The piece becomes far more interesting when the pace slows, and we have access to Dawn and Helen’s individual thoughts about their upcoming births and situations. It’s particularly moving when Dawn calls her mother Linda (Cathy McManamon) for support, because she is feeling stressed and unsupported; Elliot being far too busy racing around trying to avoid being caught out! The two actors playing the girlfriends give stand out performances and the contrasts between their individual personalities is excellently drawn. Helen instructing Dawn and David (Ed Petrie) on her yoga moves is hilarious.
The piece does have an important message at its heart. Being set during Lockdown, Liz bemoans the fact that she is having to deliver both babies, as they are so understaffed in the NHS hospital. It also emphasises the point that MPs are prone to corruption and use their wealth to rid themselves of unnecessary problems. Ironically, at the end of the play, the person who has the most left-wing principles is the one who is prepared to be paid off. Whilst this is a good story with some fine comical moments, overall, the incessant rapping and loud music overpowered the piece and detracted from what could have been a sharper and more truthful play. The ending also felt rather abrupt. Dawn Again is crying out for better production values, a sharper script, less music, and less rapping!
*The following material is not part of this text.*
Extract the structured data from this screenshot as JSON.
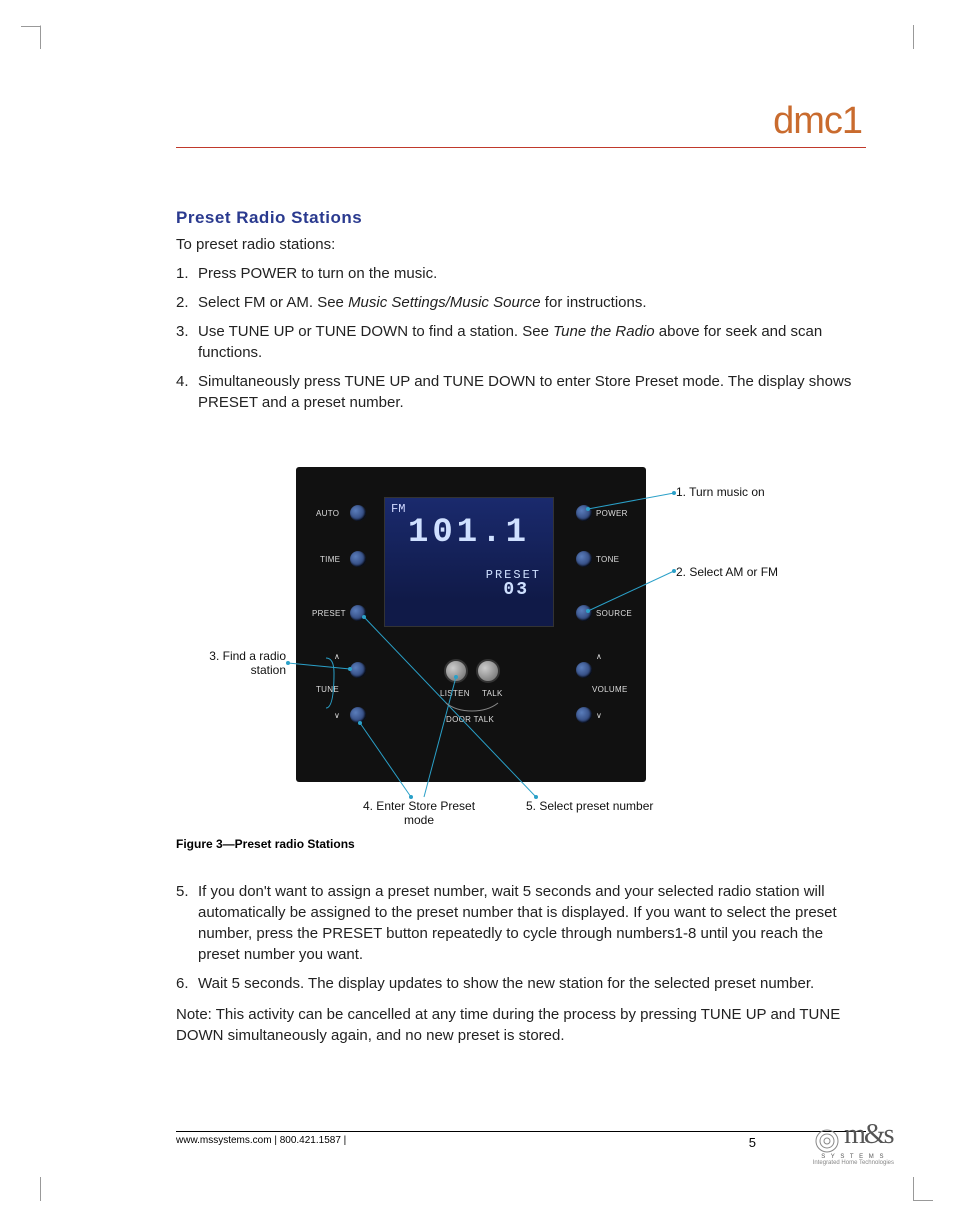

Written by: Claudio Elliston (Cloudy Clouds)
Directed by: Rafaela Elliston
Produced by: Cloudy Productions
Dawn Again: A Rap Opera plays at King’s Head Theatre until 26 February. Further information and bookings can be found here.